Still later that summer I came into my own as a swimmer at the Florida Junior Olympis in Bartow, FL. Several months before the AAU had decided to experiment with allowing 11 and 12 year olds to compete in a distance event, the 500 yard freestyle. I swam my first 500 at the Sattelite Beach Invitational and followed coach's orders by negative splitting a 5:50 pace, feeling I could have gone much faster. At Jr. Olympics, I decided on my own to go for it, all the while alternate breathing. I dropped over 30 seconds from my time finishing in 5:12.12 and "might" have won a medal had it not been for a miscue by my assigned lap card person. More importantly, the icy cool facade of Coach Maul split, as mutliple witnesses attest he was seen jumping up and down and yelling for me to "get it into gear" and "swim faster"! I went on to have a decent swimming career despite my short height, non-swimmer's build, and general lack of athletic talent. I did win two bronze medals at the state level, walked onto a Division 1 Top 10 team at Harvard where I earned a letter and joined the Varsity Club. But the summer of 1976 was arguably my best as a swimmer. In 1977, I lived in Freiburg-im-Briesgau, West Germany and swam throughout Germany while my father held a prestigious Alexander von Humboldt fellowship. I was visited by my friend and fellow relay member Steve K. We played at being Mark Spitz in Munich at the Olympic Park. I was also visited by my 8th grade algebra teacher, Mr. Davis, who had taught me some rudimentary German. He will be a future featue of this column. I last ran into Coach Maul outside Mexico City in December 1981, where the Harvard Men's Team and FSU Women's Team trained with and competed against the Mexican Olympic Squad. I've seen Gerry numerous times over the years in my hometown of Tallahassee, Fl. I haven't swum competitively since April 1982.

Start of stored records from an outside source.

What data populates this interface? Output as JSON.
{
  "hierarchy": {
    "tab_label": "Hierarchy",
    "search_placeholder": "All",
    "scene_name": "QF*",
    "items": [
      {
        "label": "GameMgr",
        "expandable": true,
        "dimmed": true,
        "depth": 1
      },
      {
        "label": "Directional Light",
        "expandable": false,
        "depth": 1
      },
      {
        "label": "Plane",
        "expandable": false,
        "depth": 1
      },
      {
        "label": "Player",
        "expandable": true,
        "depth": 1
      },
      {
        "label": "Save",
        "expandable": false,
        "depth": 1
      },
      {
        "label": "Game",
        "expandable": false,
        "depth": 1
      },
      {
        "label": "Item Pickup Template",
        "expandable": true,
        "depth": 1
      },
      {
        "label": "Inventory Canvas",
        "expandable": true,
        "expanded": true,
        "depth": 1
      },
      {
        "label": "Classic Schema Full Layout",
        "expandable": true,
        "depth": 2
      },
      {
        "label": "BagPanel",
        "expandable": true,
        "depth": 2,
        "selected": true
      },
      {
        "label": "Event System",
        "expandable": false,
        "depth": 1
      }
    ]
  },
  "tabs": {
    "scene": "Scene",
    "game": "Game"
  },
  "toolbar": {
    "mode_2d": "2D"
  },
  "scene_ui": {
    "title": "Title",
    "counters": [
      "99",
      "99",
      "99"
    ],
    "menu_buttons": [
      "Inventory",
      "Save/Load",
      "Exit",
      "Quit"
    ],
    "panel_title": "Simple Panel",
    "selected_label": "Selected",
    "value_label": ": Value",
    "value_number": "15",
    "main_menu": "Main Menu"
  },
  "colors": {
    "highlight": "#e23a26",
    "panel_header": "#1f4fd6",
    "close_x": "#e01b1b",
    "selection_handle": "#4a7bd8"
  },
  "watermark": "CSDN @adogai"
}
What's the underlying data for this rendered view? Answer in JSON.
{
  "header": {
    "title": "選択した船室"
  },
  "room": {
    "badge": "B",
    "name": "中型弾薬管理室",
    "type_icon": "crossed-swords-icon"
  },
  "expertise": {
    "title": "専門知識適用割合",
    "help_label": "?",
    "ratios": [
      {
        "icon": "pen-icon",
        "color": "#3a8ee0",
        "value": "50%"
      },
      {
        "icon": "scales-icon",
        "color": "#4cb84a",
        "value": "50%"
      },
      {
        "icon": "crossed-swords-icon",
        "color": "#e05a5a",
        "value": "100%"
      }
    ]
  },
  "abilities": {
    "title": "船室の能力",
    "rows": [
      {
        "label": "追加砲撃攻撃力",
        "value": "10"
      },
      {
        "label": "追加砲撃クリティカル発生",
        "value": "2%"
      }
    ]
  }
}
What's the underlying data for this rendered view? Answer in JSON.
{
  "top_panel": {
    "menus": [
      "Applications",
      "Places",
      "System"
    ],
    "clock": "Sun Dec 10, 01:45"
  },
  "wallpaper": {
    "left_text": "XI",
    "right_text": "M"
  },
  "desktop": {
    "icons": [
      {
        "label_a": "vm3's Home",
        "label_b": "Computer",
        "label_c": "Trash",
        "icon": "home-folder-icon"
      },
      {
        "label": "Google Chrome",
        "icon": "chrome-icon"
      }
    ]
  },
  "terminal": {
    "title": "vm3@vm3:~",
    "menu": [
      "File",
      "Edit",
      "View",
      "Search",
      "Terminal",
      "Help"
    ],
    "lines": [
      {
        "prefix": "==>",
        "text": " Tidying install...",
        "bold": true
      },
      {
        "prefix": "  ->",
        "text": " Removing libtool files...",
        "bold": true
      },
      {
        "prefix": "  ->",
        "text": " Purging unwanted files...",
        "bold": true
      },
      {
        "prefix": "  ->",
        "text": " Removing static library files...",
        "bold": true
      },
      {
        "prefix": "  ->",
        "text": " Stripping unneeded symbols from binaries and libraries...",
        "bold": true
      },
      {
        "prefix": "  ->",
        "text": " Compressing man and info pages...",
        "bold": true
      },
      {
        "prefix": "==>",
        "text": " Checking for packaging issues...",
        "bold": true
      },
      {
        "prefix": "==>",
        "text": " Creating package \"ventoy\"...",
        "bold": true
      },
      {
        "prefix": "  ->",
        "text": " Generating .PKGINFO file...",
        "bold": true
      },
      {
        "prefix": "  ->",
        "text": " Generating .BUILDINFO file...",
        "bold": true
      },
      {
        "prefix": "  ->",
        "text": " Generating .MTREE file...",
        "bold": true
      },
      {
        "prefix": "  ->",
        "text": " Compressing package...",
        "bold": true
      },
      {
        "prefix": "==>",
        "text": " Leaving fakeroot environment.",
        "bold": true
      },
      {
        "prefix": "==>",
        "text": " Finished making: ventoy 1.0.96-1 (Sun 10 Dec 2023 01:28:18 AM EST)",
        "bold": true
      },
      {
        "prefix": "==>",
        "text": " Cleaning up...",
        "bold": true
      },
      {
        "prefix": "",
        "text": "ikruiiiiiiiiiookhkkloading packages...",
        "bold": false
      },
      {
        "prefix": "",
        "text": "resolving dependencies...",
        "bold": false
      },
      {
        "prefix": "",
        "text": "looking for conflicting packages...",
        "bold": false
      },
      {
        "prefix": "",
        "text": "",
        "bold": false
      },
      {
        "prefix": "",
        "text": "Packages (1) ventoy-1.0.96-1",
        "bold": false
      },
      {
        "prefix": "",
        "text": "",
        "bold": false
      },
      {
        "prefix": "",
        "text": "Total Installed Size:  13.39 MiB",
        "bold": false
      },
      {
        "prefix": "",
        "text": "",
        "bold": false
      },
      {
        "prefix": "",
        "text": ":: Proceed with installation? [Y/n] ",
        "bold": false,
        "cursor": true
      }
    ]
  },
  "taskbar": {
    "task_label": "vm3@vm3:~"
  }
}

I won't conclude with a bunch of uninteresting clichés and platitudes about the value of sport. I will simply say that swimming got me in shape and convinced me that I could succeed at athletics. I learned a lot about discipline, hard work, and stick-to-it-tiveness from Coaches Norris and Maul. Finally the endless lap swimming allowed me to do some of my best thinking with respect to essay writing. In grad school I replaced swimming with long jogs in the Stanford Foothills, during which I puzzled out intractable textual problems in Shakespeare plays. For all that, thanks Terry and Gerry!

1 comment:

Unknown said...

Terry Maul was my coach when I was around 10 yrs old. I am now a professional musician but love to swim still and his teachings have stuck with me throughout my life in sports and every other activty. A major influence to say the least.
Loved reading your blog! Thank you.